Anyways, the reason I am so interested in this, is that for the longest time I was not aware of the difference between these things.  When I was taught in college, I learned imperative programming exclusively, and some of the ideas that are unique to imperative programming were explained as being fundamental to effective programming.  From my understanding this was due to the fact that a large number of the types of programs the industry needed coded in the 90s and 00s were ones done more effectively with an object oriented, imperative style.  Since the different styles are really different in the way they make you think about solving a problem, it was likely deemed useful to immerse us in the style that would be useful in the industry.  In recent years there have been a rise in the areas where functional programming is more effective, and so it, and those spreading its gospel have become more common.  I heard about it, decided I wanted to learn about it, and so I have begun on that journey.  Some of the stuff you can do with functional programming is really really cool, and so I am glad I have started learning about it, and I hope that if you have any interest in programming, you consider learning a bit about both styles before getting yourself stuck into one or the other.

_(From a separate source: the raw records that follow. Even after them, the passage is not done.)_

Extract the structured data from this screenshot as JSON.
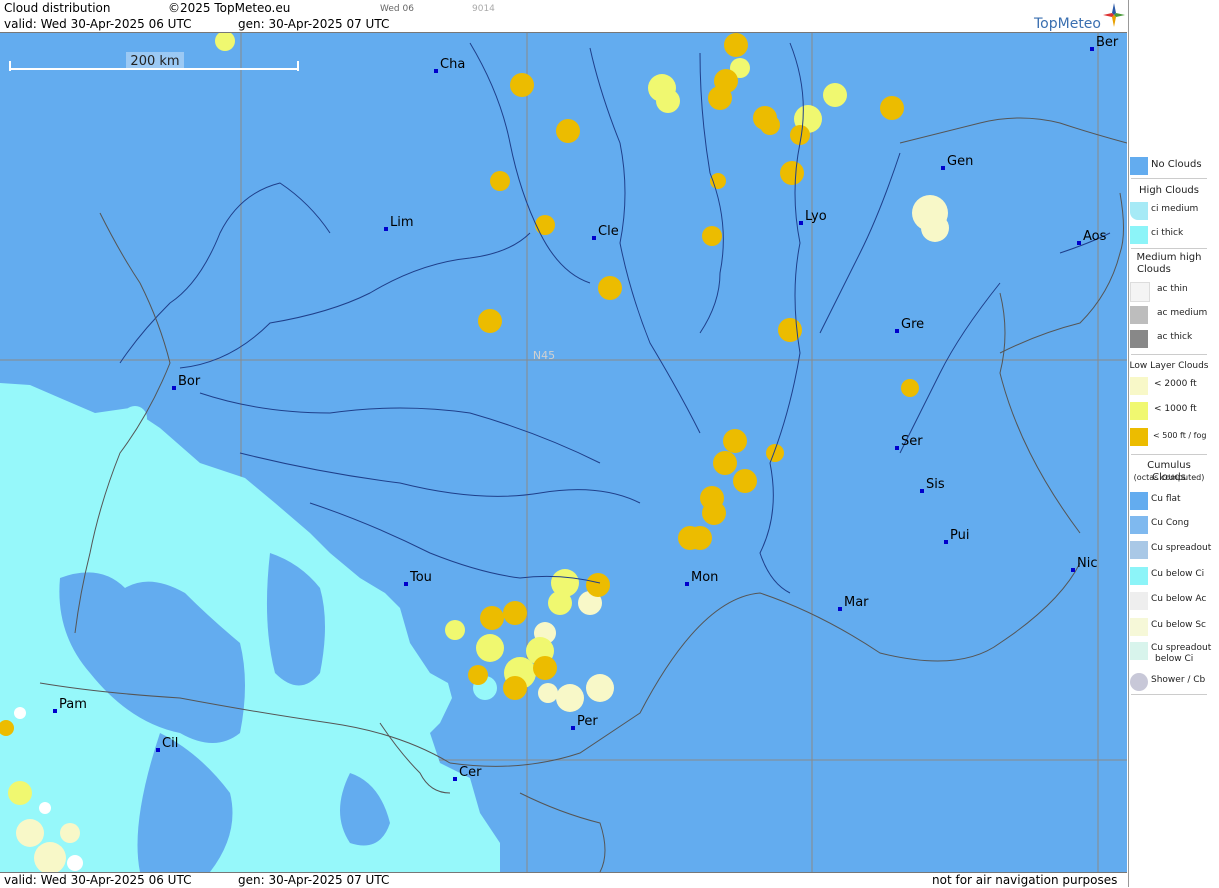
{
  "header": {
    "title": "Cloud distribution",
    "copyright": "©2025 TopMeteo.eu",
    "valid": "valid:  Wed  30-Apr-2025  06 UTC",
    "gen": "gen: 30-Apr-2025 07 UTC",
    "small_day": "Wed 06",
    "small_code": "9014",
    "brand": "TopMeteo"
  },
  "footer": {
    "valid": "valid:  Wed  30-Apr-2025  06 UTC",
    "gen": "gen: 30-Apr-2025 07 UTC",
    "disclaimer": "not for air navigation purposes"
  },
  "map": {
    "scale_label": "200 km",
    "lat_label": "N45",
    "colors": {
      "no_clouds": "#63acef",
      "cirrus": "#96f8fa",
      "low_2000": "#f8f8c8",
      "low_1000": "#f0f870",
      "low_500": "#ecbc00",
      "city": "#0000cc",
      "river": "#1f3f8a",
      "border": "#555555"
    },
    "cities": [
      {
        "name": "Cha"
      },
      {
        "name": "Ber"
      },
      {
        "name": "Gen"
      },
      {
        "name": "Lim"
      },
      {
        "name": "Cle"
      },
      {
        "name": "Lyo"
      },
      {
        "name": "Aos"
      },
      {
        "name": "Gre"
      },
      {
        "name": "Bor"
      },
      {
        "name": "Ser"
      },
      {
        "name": "Sis"
      },
      {
        "name": "Pui"
      },
      {
        "name": "Tou"
      },
      {
        "name": "Mon"
      },
      {
        "name": "Mar"
      },
      {
        "name": "Nic"
      },
      {
        "name": "Pam"
      },
      {
        "name": "Per"
      },
      {
        "name": "Cil"
      },
      {
        "name": "Cer"
      }
    ]
  },
  "legend": {
    "no_clouds": "No Clouds",
    "high_head": "High Clouds",
    "ci_medium": "ci medium",
    "ci_thick": "ci thick",
    "medium_head_1": "Medium high",
    "medium_head_2": "Clouds",
    "ac_thin": "ac thin",
    "ac_medium": "ac medium",
    "ac_thick": "ac thick",
    "low_head": "Low Layer Clouds",
    "low_2000": "< 2000 ft",
    "low_1000": "< 1000 ft",
    "low_500": "< 500 ft / fog",
    "cu_head": "Cumulus Clouds",
    "cu_sub": "(octas computed)",
    "cu_flat": "Cu flat",
    "cu_cong": "Cu Cong",
    "cu_spreadout": "Cu spreadout",
    "cu_below_ci": "Cu below Ci",
    "cu_below_ac": "Cu below Ac",
    "cu_below_sc": "Cu below Sc",
    "cu_spread_ci_1": "Cu spreadout",
    "cu_spread_ci_2": "below Ci",
    "shower": "Shower / Cb"
  }
}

Anyways, those are the things I have been spending time on recently in the world of programming.  I hope I was able to explain stuff reasonably well so that it wasn’t incomprehensible.  I also hope that my inability to decide on the capitalization of words has not driven anyone to insanity.  Anyways, tomorrow is a post on my other blog, and then Saturday will be something creative.  I will be trying to think of a new topic to potentially replace programming for next week since I had a hard time thinking about what to write that would be both interesting and would not require a large amount of background knowledge.  If I think of something cool in the world of programming to write about, maybe I will continue with this next week, but if I come up with something else, well that’s OK too.